The first trick is this: eat two breakfasts.
Having hurried, incomplete breakfasts with colleagues is a sure-fire way to start the day on the wrong foot. Especially if senior staff are present. An awkward croissant and a coffee does not a breakfast make.
Instead have a proper breakfast a full hour before your designated team breakfast time. Fearlessly craft and consume that messy, oozing scrambled eggs and bacon and cheese and salami and hash brown croissant sandwich. Later return for the morning team sit-down. Sip coffee, nibble on a banana, and carry yourself with dignity.
Which brings us to our second tip: carry translations in all major world languages for the phrase “scrambled eggs on brown toast and black coffee please” in your wallet or on your phone. Or for whatever else is your favourite one-plate, all-day-breakfast. For example, if you’re travelling to England, carry a translation in Polish. This saves lives.
My next tip is: Always strive for leg room. This is particularly important if you work for one of those companies where only top managers travel in business class. Use websites such as SeatGuru.com to choose seats before checking in online. And then when you’re on the plane, offer your seat to one of your senior colleagues. Boom. Now prepare the family to move to a larger flat after the forthcoming promotion.

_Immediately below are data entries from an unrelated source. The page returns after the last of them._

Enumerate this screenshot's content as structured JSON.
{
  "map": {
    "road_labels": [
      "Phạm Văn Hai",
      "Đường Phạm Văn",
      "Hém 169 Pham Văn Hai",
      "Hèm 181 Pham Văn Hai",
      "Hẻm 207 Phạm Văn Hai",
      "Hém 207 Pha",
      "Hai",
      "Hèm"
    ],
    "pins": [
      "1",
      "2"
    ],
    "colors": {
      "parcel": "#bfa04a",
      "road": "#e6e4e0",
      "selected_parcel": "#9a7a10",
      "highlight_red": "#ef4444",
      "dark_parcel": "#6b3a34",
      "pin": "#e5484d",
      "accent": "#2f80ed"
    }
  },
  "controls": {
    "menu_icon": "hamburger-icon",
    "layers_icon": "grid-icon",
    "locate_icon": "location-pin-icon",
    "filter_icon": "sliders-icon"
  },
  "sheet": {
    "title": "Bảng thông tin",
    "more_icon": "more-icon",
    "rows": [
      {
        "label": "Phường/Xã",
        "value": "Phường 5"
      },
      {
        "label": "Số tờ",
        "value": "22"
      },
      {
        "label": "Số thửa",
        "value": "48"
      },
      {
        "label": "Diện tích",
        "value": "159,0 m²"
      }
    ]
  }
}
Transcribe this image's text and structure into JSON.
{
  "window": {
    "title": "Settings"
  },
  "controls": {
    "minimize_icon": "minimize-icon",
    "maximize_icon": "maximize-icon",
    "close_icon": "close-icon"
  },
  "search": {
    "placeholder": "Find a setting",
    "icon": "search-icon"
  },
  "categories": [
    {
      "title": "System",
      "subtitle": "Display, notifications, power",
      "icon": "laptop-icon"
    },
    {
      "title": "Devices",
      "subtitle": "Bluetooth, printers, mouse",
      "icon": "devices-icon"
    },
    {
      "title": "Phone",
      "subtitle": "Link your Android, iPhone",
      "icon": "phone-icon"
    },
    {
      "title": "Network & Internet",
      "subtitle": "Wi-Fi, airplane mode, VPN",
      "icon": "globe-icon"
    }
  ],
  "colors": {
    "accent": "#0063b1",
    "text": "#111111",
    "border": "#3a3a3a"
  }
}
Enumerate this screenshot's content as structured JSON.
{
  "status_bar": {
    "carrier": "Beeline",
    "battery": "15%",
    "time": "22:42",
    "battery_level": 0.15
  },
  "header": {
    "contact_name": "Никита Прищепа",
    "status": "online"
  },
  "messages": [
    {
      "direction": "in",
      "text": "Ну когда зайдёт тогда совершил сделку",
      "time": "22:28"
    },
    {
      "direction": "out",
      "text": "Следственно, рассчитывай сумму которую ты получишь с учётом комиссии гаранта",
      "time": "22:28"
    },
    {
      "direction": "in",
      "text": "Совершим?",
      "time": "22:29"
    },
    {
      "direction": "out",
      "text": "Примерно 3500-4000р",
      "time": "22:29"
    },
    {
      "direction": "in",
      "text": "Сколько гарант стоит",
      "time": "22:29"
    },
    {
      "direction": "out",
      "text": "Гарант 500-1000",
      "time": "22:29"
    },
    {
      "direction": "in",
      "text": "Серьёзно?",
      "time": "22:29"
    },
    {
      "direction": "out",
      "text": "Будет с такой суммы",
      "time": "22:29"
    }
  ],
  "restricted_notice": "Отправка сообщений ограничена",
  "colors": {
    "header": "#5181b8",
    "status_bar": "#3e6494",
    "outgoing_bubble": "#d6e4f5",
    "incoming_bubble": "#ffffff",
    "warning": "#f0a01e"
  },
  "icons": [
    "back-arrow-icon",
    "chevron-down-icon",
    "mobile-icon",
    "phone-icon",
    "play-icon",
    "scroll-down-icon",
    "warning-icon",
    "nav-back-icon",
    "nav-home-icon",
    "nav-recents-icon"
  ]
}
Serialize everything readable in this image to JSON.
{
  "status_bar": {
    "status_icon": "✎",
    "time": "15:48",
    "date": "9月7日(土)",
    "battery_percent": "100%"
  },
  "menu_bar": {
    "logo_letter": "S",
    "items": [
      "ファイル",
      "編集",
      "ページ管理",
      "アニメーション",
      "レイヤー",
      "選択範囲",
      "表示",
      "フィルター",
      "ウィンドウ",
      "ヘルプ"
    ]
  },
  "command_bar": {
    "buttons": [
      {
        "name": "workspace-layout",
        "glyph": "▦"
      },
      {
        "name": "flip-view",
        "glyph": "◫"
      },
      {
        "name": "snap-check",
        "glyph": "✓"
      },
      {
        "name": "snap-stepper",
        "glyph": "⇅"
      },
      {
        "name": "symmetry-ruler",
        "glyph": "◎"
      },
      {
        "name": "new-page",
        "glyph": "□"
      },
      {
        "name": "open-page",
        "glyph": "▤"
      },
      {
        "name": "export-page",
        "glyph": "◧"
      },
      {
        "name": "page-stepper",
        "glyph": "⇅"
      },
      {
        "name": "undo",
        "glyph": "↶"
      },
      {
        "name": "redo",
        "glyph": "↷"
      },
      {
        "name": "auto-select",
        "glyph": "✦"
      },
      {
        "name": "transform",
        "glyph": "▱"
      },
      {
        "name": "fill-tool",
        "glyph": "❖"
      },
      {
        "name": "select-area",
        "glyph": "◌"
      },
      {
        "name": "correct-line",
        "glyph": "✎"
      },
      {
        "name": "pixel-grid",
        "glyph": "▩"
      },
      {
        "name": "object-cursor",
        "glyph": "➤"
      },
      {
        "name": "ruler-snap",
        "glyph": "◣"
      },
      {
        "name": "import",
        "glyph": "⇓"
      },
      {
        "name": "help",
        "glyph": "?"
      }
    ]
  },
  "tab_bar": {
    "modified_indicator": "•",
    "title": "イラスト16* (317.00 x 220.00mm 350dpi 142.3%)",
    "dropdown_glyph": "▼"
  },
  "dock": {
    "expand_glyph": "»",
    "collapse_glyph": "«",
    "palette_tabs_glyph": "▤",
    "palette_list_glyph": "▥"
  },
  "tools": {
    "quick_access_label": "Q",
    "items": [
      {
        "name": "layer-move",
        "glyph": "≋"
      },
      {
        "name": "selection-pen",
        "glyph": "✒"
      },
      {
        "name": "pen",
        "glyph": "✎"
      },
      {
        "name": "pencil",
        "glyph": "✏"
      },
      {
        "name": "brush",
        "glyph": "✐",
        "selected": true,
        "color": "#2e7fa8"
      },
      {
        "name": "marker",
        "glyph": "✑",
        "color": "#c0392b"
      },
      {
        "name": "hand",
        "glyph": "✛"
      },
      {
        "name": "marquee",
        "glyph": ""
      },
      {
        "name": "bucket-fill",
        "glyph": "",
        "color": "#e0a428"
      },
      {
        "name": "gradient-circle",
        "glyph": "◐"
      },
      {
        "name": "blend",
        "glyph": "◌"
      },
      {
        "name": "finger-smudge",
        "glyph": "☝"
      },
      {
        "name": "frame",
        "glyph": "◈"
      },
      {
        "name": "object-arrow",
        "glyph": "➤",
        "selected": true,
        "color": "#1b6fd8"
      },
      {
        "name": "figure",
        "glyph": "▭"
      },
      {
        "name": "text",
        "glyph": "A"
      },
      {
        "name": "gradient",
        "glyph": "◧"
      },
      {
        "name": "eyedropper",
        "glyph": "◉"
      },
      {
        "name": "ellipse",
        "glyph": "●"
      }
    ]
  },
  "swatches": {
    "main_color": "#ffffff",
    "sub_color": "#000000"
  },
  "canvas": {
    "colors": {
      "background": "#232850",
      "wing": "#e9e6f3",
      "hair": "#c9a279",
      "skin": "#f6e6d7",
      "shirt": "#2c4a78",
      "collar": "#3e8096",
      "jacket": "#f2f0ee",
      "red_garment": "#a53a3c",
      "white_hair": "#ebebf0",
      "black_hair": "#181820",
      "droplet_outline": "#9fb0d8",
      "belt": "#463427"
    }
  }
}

Next, one of the biggest complaints I hear from young travel-prone cubiclists is that they are constantly short of sleep. And partly this is because of peer pressure.
For instance, you are seated on a long-haul flight next to colleagues. Stay awake and you’ll be groggy for weeks. But fall asleep and you have no idea what the two of them are gossiping about.
Use the two-step “Vadukut Process” for airborne surveillance. First of all, tell your colleagues you’re going to doze off. Insert earphones (connected to nothing), lean back and close your eyes. Simultaneously leave the voice recorder on your phone on. Now you can surreptitiously listen to them as long as you are awake. And the phone will take care of the rest.
Boom. Now you know how to open the stationery cupboard without keys.
And finally, we come to the topic of Indian food. It is an unwritten rule of Indian companies that overseas business trips must close with an authentic, often pricey, Indian meal. But is the restaurant really Indian? Or camouflaged Bangladeshi?
Agonize no more. Simply browse through the menu till you find an entry for anything with green peas in it. Does it say “mutter”? Or “motor”?
Please do the needful.
Cubiclenama takes a weekly look at the pleasures and perils of corporate life. Your comments are welcome at email@example.com
Also Read | Sidin Vadukut’s previous columns